Did Displacement Play a Role in California’s COVID-19 Surge?

February 16, 2021
A map showing displacement from California

The latest U.S. Census data shows that Californians are mostly leaving for neighboring states. After Texas, which took in about 30,000 more people from California than it sent, Californians mostly decamped for Arizona, (net migration of 28,000), Nevada, (net migration of 23,000) and Oregon, (net migration of 20,000).

By far, the two most popular destinations for Californians leaving the state are Maricopa County, Ariz.–home to Phoenix–and Clark County, Nev.–home to Las Vegas. Those two counties received about 34,000 and 33,000 Californians in 2018 alone. However, different parts of California are emigrating to different places when they choose to leave the state. As the above figure shows, King County, Washington is the top choice for people leaving the counties of the San Francisco Bay Area while people from Southern California and the Central Valley head to the Phoenix and Las Vegas areas as their top destination.

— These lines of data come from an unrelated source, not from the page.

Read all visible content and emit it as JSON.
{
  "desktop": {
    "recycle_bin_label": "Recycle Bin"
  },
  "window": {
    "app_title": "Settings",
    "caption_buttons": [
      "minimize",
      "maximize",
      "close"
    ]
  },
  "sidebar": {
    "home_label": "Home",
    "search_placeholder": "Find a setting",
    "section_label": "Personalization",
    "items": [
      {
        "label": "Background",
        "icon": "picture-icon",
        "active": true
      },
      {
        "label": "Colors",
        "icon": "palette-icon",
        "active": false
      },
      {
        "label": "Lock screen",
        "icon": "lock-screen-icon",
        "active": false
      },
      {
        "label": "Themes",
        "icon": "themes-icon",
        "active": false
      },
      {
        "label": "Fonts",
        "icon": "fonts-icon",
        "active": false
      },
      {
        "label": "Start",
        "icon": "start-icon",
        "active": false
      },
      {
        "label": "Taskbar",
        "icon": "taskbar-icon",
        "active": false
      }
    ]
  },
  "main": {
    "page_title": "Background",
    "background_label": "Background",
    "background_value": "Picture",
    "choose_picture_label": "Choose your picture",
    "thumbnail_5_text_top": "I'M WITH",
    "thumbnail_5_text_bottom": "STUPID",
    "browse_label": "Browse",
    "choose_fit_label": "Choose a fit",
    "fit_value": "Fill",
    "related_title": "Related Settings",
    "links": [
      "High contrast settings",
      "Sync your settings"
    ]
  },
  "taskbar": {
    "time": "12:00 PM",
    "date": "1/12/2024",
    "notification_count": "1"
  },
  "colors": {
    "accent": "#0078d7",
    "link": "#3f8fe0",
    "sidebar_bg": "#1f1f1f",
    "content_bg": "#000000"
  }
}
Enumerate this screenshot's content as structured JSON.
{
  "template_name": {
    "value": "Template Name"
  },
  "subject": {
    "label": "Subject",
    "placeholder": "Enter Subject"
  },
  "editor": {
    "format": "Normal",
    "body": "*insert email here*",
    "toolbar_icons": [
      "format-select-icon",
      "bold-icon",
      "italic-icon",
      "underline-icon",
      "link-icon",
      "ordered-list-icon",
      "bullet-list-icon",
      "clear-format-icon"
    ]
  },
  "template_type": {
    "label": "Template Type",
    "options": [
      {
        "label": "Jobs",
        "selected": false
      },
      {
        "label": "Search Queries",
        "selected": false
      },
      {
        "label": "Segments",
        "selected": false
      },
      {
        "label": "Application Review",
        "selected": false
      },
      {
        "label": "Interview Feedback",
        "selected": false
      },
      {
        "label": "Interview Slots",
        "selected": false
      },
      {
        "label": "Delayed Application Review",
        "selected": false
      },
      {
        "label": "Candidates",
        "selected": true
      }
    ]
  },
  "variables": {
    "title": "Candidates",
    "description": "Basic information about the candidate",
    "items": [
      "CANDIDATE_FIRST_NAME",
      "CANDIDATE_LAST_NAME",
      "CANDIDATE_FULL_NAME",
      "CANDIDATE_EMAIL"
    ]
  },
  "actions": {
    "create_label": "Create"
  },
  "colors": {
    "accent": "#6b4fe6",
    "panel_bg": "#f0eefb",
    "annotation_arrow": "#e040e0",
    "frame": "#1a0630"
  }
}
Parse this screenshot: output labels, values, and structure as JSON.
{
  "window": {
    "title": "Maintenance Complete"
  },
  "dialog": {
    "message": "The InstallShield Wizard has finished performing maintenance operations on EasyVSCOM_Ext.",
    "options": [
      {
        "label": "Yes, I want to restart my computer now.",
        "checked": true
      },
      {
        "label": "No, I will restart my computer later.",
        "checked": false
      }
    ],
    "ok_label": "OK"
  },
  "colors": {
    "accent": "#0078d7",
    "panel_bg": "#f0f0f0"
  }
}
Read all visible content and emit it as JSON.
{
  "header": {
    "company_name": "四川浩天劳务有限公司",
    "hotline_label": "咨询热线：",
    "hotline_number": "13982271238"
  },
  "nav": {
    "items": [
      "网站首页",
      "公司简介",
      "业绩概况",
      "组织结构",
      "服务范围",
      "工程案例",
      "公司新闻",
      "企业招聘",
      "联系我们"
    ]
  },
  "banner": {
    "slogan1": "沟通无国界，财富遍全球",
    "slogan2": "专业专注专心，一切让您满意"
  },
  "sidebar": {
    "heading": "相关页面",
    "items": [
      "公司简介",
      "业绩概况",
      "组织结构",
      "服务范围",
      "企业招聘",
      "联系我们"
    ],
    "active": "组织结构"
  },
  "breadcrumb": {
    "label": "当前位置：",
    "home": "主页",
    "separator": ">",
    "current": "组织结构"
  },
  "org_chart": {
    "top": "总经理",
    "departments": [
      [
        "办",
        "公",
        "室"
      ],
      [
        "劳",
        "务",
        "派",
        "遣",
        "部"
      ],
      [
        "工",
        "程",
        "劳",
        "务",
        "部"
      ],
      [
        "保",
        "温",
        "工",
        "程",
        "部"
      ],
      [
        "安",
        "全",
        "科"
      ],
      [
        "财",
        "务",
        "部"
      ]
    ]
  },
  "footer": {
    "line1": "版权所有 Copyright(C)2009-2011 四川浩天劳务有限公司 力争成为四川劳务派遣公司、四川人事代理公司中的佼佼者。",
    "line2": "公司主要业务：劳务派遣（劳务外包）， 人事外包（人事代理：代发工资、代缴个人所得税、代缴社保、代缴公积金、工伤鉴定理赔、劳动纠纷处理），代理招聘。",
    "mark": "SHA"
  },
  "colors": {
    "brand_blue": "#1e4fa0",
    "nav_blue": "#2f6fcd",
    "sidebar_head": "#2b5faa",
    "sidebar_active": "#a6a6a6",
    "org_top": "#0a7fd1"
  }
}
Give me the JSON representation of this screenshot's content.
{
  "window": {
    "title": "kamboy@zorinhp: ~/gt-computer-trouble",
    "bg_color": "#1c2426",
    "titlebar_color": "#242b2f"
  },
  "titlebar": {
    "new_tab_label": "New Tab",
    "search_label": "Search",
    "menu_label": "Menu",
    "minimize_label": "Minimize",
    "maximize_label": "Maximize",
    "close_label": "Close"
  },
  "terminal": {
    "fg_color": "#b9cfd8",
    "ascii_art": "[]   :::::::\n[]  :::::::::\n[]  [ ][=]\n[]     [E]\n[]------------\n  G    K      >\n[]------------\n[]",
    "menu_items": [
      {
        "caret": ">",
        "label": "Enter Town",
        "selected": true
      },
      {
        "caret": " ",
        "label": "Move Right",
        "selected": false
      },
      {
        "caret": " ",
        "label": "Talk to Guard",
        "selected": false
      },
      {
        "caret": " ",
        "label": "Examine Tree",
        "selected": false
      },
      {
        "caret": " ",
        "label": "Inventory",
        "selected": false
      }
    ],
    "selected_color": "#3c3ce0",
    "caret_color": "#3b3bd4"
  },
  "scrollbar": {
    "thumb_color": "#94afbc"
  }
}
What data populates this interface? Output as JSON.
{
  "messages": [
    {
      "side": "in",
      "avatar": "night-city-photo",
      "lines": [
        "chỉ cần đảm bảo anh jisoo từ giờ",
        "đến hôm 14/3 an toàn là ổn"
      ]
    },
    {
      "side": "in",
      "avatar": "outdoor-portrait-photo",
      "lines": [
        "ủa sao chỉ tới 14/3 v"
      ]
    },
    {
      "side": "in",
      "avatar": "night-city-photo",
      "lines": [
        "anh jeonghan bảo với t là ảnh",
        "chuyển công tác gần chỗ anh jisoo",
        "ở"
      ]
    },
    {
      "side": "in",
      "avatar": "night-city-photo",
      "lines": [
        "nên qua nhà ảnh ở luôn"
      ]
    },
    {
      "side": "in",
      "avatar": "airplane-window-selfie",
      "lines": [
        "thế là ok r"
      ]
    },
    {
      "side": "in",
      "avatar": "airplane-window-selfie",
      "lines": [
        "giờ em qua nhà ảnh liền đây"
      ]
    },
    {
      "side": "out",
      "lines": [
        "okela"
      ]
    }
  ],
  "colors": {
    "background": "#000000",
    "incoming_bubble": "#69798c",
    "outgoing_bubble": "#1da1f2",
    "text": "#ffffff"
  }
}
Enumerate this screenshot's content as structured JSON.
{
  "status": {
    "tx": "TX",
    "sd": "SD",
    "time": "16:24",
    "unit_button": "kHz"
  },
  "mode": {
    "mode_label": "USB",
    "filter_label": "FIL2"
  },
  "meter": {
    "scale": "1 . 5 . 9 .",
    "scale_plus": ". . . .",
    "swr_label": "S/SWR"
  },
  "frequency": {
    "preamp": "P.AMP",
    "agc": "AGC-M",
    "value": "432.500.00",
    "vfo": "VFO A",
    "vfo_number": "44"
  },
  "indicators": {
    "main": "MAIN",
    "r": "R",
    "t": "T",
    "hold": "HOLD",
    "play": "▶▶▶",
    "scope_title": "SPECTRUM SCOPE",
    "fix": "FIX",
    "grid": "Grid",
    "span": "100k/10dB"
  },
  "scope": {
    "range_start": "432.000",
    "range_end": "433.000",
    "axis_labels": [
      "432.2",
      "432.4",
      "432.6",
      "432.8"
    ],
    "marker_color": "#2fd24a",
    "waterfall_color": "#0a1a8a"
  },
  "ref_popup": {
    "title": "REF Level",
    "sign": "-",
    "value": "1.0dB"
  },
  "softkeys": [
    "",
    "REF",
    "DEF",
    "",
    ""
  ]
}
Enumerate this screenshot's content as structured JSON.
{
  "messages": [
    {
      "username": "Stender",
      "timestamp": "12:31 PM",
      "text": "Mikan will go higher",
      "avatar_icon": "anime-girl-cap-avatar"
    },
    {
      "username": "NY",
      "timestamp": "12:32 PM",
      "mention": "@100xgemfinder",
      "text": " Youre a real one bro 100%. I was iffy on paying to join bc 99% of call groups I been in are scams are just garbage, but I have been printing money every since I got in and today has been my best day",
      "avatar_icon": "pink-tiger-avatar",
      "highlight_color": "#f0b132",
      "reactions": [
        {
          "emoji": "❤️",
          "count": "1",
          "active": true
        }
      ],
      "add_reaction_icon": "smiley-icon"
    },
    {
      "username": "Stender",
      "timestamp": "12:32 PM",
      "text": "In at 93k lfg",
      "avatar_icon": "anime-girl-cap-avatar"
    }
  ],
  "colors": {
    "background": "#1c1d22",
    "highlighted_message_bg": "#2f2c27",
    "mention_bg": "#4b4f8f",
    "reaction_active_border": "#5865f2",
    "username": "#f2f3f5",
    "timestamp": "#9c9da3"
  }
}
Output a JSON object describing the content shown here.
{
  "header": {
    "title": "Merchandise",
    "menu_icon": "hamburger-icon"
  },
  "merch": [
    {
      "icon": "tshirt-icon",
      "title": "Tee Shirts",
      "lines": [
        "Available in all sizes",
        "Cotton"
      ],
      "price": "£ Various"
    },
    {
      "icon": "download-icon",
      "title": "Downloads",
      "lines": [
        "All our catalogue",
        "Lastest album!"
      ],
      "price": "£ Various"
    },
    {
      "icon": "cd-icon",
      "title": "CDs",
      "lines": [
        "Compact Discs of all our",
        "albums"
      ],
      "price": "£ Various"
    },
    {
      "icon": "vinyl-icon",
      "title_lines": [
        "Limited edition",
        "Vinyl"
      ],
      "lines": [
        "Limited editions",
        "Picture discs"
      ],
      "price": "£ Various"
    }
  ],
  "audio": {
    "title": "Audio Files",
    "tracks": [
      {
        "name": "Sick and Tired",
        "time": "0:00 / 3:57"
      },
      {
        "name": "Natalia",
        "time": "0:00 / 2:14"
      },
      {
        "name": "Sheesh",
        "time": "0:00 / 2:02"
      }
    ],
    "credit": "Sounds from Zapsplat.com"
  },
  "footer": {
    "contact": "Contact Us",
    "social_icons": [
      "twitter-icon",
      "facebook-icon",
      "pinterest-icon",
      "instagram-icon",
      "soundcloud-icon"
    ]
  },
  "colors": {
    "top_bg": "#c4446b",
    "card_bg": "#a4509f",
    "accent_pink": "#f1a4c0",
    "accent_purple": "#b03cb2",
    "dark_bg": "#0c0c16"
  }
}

These three states–Arizona, Nevada and Washington–had vastly different experiences with COVID-19 this winter. As in California, case incidence began spiking in Arizona, Nevada and Washington in the weeks leading up to Thanksgiving. However, unlike in Arizona and Nevada, Washington was able to bend the curve back following the Thanksgiving holiday. The other two states as well as California saw tremendous surges post Thanksgiving which are just now beginning to abate. Most remarkable however, is that daily case counts in Washington and California were roughly equivalent in the weeks leading up to Thanksgiving. A few days after, they began to diverge drastically.

Moreover, both the Las Vegas and Phoenix areas were experiencing COVID-19 surges during November. Phoenix broke it’s previous record on case growth during that month, a record that was unfortunately broken again in December and then again in January. Nevada broke its statewide record on Nov. 23 with about 2,900 new cases–with a lion’s share of new cases coming from the Las Vegas area.

Examining the average daily death county provides an even more striking picture. While more lax testing regimes can artificially depress case counts below what their true number should be, COVID-19 fatalities provide a more stable, if not grimmer, picture of the disease’s prevalence in a given area. Looking at Los Angeles County in relation to Maricopa and Clark Counties, the higher daily death-rate in both prior to Thanksgiving would indicate a higher prevalence of COVID-19 infections in those areas. Most interestingly, the death rate in Los Angeles County began spiking around December 20, about 25 days after Thanksgiving and about the time the average person would succumb after being exposed to the coronavirus on that holiday.